My father and mother divorced when I was 8, though he'd already left the house when I was 6. For a good portion of my life, my memories of him were of weekend visitations, driving around with 4 kids in Triumph TR5, (2 in the front, 2 in the 'back', which wasn't really a seat). There was a period of several years when he lived in Micronesia with his wife and my half-sister, so our direct contact was minimal. By the time I was 14, I was usually taking a bus to see him for weekends, once a month or so, or for a week in the summer. Eventually I spent three full summers with him while I worked at the Jersey Shore. I was in college, and it was a good place to spend my summer months.
Divorce is difficult on everyone involved. I remember spending time being angry at my father for leaving. I give my mother a lot of credit for knowing that it's important for children to have a father in their lives, encouraging and enabling us to take time to see him. Even scolding us when we spoke ill of him. Eventually, as I got older and more educated, my relationship with my father became much closer. I am lucky to still have him around, and I will be seeing him later today for the first time in 4 months (thanks to this lockdown).
In a way, I may have been lucky, as my mother remarried, and I wound up having a step-father (though he was not officially a step-father as I still had my father). A tough WWII vet, a good man who did his able best to raise 6 children, 4 of which were not his own. He passed 15 years ago. I was able to have conversations about the war, the Depression (which he grew up during) and learned about real estate (his profession). He was a do-it-yourself man, unfortunately not very skilled, but taught me how to do plumbing, auto, and minor electrical work. There were things he passed on to me that my father never could have.
Being a father has no template. We are certainly not perfect. Hopefully, our mistakes are good learning experiences, for both us and our children.
Today will be a good day to share some of the better stories, both good and bad, with our fathers or our children. Of course, we can do that any day, but it's nice to have a day to really focus. Enjoy your day with your family.
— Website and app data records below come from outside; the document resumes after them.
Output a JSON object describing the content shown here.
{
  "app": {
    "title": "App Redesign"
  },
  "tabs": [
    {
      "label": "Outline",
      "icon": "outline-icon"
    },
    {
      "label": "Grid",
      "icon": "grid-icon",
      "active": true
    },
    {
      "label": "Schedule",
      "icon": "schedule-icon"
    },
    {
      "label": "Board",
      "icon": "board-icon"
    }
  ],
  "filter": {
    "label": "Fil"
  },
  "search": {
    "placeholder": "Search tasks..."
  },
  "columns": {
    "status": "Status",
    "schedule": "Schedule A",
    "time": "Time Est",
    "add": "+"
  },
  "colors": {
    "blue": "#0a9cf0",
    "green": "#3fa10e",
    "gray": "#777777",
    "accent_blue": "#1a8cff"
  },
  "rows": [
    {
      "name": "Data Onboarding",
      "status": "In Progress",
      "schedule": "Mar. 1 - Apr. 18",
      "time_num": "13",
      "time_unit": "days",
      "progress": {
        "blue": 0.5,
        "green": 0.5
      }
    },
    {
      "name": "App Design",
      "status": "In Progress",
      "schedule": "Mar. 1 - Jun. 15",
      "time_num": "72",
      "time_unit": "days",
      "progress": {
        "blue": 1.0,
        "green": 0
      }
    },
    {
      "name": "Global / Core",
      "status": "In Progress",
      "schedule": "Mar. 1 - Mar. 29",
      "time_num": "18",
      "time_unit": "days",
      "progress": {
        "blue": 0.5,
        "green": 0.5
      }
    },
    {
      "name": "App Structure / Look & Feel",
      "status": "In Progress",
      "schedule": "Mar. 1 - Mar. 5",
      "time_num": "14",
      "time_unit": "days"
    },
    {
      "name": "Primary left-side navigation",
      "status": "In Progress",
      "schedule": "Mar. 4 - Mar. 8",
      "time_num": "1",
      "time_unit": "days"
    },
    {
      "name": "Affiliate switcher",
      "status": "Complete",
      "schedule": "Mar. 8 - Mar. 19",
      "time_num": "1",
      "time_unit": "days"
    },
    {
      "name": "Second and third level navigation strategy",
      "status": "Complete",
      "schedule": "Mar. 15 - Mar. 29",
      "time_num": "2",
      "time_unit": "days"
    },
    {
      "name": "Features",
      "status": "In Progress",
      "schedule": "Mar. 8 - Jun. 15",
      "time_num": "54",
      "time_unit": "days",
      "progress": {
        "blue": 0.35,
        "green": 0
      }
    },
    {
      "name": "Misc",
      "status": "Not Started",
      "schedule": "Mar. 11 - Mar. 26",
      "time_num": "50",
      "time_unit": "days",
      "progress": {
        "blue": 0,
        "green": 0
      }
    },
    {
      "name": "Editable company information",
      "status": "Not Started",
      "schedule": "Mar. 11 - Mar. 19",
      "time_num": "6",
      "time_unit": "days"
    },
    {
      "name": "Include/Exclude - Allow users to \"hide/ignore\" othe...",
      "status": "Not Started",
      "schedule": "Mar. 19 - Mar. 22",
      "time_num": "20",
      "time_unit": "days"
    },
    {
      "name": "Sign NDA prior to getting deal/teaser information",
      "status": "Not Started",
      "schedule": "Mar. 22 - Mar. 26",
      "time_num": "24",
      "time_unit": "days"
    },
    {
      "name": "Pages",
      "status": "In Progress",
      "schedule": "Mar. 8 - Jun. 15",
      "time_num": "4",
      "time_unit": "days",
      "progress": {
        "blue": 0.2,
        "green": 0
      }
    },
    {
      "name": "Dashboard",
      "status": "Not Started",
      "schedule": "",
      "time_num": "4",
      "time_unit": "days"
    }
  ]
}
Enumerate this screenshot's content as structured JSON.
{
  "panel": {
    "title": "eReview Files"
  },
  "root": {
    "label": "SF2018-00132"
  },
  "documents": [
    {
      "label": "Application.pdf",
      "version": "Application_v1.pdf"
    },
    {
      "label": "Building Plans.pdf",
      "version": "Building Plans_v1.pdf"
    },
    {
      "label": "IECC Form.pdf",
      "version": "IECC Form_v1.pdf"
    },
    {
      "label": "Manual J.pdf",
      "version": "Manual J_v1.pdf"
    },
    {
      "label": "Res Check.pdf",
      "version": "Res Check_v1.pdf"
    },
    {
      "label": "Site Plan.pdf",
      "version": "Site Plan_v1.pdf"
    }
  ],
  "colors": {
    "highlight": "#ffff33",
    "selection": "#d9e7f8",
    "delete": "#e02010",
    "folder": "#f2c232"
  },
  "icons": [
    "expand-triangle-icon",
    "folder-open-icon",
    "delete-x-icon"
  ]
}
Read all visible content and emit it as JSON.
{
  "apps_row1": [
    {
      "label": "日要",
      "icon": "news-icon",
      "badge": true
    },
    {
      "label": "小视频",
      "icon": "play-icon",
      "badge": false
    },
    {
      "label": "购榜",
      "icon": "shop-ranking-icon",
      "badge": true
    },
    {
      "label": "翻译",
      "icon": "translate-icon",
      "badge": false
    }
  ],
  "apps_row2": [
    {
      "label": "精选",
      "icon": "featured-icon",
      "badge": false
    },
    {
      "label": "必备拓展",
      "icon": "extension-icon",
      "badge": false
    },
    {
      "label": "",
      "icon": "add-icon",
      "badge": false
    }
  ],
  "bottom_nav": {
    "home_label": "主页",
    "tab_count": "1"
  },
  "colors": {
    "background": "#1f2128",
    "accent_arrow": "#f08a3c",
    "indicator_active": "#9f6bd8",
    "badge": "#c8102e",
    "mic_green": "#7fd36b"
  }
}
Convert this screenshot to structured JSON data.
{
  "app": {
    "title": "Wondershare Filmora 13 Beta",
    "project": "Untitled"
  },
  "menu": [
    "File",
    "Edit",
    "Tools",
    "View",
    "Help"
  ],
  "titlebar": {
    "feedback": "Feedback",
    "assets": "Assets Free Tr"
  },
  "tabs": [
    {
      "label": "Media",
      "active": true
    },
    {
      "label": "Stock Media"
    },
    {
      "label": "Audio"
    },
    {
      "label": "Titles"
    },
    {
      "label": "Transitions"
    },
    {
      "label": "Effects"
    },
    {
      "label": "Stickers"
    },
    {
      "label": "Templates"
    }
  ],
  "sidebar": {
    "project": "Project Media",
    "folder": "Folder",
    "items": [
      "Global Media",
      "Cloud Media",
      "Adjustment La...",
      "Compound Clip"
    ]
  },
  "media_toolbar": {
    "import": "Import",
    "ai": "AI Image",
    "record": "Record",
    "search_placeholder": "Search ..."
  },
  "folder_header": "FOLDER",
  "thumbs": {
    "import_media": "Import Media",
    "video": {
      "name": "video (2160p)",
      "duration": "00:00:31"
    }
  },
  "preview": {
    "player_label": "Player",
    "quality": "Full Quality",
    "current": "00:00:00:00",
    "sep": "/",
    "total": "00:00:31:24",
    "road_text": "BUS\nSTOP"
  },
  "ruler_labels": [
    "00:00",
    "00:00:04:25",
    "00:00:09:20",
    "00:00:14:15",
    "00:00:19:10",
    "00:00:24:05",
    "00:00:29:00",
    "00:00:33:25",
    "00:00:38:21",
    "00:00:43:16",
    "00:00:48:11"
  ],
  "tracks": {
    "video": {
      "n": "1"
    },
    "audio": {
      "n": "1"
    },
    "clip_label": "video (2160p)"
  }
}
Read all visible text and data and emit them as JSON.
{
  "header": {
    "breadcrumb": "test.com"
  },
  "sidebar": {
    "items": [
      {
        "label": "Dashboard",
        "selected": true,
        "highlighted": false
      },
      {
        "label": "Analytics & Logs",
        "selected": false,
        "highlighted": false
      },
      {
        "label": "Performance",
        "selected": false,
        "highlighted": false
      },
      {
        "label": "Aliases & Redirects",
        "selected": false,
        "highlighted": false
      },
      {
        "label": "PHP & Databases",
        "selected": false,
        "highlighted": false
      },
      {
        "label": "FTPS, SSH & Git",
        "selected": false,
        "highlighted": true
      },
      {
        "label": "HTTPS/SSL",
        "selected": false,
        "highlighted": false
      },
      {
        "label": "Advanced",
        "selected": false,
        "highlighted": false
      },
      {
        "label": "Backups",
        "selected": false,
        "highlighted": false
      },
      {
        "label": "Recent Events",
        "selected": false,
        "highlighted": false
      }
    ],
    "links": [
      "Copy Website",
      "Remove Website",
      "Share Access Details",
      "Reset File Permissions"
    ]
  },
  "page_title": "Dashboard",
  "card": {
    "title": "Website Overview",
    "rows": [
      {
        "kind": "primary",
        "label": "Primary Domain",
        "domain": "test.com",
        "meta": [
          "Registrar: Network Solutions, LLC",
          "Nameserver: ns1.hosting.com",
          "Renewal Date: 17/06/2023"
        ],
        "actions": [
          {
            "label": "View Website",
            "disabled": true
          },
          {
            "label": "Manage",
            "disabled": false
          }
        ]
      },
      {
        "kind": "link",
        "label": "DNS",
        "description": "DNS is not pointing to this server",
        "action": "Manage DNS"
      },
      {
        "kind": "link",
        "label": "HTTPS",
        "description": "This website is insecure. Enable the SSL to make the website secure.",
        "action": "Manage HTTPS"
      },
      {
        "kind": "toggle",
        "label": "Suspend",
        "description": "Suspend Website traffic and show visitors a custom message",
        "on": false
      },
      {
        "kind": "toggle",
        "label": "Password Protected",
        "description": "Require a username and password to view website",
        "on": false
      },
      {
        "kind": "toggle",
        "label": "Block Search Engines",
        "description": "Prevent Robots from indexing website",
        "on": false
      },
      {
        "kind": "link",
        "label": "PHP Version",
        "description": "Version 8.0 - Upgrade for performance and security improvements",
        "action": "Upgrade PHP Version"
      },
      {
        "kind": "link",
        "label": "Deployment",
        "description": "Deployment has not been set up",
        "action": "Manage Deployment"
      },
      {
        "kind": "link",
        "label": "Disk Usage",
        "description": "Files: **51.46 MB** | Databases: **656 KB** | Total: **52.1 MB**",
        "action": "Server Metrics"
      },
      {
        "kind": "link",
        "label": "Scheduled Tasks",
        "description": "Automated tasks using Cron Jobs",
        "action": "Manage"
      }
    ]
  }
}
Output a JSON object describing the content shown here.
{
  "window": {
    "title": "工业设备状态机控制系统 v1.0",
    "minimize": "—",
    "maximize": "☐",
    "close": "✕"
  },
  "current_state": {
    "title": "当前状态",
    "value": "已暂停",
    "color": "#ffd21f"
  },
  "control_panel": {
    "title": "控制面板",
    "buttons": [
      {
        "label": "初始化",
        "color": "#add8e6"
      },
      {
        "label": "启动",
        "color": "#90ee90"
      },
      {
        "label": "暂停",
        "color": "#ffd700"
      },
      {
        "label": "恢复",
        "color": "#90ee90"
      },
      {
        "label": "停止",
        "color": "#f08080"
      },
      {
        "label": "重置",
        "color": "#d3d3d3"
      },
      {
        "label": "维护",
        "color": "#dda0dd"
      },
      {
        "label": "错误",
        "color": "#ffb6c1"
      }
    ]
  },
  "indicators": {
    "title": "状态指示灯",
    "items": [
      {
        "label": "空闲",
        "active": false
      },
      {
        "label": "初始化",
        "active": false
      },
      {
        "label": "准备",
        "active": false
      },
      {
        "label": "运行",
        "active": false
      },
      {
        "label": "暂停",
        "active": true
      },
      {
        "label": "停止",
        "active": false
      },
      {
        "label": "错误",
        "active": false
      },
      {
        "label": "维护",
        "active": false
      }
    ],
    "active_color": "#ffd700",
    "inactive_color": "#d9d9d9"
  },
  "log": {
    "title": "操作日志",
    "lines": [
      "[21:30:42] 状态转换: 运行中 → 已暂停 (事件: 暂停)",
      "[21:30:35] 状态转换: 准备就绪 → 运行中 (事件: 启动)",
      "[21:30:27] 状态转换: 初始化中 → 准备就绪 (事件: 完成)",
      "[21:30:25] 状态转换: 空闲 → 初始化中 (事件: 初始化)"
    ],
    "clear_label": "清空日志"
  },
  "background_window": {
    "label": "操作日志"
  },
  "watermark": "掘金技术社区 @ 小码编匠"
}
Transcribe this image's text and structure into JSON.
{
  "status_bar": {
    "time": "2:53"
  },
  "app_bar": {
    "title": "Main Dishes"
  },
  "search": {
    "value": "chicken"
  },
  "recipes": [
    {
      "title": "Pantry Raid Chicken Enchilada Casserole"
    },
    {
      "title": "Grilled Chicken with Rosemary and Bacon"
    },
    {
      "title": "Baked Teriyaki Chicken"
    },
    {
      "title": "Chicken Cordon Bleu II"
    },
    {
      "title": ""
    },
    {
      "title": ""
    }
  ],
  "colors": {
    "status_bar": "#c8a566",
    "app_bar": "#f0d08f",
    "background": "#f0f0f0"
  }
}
Lost my father in 2014 after a long decline. He was a great dad, accomplished pilot, owned 33 different airplanes on his life, several air related business. He was a hard working dad, cared for his siblings when his parents were too drunk to care but did it willing. When my mother was ill, he changed to a man totally selfish and irresponsible. I had to take care of all his financials, paid off loans for him and rescued his business from a gold digger second wife. I grew to despise him for the rest of his life. However, I put the bad stuff behind me and remembered the good. I learned albeit slowly what to avoid doing to my family what he did. His negative legacy was a lesson. I am a better person for it.